Website and app data records
- - - - - - -

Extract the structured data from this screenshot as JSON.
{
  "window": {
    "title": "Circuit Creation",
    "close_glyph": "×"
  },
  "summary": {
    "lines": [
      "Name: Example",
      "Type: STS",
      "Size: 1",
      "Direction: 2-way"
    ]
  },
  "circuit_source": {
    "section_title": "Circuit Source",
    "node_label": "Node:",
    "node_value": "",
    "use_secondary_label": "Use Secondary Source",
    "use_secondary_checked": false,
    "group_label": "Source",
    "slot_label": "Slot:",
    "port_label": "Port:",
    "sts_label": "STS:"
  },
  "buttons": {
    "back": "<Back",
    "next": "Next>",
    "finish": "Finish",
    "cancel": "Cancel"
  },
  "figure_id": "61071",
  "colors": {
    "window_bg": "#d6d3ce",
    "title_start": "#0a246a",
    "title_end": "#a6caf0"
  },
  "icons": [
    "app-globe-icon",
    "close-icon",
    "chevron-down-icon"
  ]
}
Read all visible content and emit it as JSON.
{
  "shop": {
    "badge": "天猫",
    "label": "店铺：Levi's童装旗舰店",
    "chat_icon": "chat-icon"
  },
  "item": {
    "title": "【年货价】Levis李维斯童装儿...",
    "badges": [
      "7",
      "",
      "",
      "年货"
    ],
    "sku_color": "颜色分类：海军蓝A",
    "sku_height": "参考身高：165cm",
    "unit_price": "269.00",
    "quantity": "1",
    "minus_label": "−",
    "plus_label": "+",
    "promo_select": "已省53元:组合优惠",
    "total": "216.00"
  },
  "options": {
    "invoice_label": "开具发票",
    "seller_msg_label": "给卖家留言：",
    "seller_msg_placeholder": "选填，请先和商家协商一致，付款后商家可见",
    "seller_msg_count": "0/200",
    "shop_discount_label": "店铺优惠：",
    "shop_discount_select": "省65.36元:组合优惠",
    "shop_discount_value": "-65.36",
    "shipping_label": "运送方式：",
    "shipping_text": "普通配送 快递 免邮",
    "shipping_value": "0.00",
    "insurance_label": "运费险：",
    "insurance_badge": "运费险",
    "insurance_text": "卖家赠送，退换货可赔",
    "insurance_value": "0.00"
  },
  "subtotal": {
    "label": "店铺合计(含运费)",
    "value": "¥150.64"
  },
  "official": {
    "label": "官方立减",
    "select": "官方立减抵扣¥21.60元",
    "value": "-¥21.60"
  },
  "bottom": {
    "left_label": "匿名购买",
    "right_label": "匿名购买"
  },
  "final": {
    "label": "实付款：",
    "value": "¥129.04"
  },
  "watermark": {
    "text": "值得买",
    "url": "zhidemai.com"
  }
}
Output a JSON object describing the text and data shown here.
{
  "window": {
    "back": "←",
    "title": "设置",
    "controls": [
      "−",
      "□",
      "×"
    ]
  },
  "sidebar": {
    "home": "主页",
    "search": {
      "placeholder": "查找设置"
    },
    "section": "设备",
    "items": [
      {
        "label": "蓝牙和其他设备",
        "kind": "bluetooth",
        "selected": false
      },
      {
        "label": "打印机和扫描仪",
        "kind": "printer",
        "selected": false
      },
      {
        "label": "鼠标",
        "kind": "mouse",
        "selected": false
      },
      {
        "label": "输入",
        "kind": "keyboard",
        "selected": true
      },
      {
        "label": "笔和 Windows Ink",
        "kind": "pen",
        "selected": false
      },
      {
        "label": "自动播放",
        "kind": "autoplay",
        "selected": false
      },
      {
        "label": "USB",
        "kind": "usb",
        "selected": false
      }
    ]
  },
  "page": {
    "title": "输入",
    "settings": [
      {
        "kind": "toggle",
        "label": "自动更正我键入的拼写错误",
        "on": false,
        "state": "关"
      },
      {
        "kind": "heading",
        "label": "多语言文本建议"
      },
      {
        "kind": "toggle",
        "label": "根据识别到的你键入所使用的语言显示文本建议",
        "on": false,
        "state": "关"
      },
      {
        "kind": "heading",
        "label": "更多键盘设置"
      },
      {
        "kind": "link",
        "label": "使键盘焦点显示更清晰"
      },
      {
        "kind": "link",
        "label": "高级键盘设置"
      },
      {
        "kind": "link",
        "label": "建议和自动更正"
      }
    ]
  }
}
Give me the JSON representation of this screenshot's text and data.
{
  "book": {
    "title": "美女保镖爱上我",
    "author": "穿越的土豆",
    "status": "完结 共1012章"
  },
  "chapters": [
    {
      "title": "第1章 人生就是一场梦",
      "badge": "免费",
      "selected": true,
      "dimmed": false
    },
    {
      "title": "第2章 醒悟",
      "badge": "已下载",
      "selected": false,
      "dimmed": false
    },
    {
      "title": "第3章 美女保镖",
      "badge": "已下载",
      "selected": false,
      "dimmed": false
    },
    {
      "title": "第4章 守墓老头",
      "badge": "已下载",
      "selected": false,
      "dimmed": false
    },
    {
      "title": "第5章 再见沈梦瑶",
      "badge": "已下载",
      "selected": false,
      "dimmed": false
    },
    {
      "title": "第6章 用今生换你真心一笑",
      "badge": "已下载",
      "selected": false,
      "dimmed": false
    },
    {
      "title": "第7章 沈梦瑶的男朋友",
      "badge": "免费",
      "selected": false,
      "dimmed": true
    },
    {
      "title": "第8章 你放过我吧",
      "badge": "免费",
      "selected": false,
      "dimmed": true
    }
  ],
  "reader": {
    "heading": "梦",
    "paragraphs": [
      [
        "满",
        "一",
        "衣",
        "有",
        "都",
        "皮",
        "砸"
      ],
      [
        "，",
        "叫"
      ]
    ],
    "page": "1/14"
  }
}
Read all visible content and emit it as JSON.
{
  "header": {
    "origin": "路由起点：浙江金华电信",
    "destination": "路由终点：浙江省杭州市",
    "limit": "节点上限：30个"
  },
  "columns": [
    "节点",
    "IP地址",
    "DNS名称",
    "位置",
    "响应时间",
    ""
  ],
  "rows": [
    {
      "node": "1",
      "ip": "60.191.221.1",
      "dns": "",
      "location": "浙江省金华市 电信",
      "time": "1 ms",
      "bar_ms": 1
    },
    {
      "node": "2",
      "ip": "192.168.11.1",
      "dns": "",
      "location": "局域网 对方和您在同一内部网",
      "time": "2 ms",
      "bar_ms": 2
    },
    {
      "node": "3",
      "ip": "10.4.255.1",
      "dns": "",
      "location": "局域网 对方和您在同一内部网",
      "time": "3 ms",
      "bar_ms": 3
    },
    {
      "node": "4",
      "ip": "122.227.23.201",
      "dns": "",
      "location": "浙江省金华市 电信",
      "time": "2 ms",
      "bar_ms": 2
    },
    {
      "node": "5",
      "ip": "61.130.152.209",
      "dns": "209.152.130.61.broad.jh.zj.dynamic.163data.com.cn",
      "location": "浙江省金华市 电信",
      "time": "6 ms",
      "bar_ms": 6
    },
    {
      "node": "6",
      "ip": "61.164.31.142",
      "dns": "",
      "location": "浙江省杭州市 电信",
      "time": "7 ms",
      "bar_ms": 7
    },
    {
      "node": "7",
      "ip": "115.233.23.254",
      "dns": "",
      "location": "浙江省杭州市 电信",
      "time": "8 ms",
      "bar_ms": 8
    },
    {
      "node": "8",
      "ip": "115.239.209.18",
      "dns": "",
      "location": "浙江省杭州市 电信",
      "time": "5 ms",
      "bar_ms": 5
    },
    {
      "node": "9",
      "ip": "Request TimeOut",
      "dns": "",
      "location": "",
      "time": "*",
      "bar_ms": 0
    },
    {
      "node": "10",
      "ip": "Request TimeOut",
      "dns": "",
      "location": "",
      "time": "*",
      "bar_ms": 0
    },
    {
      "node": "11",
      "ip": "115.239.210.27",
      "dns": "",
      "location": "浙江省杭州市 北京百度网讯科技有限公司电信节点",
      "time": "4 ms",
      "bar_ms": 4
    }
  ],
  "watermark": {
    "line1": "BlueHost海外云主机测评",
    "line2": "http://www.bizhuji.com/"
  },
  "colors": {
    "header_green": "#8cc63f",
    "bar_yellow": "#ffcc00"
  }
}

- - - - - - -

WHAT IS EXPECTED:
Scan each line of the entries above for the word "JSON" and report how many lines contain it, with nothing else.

RESULT:
5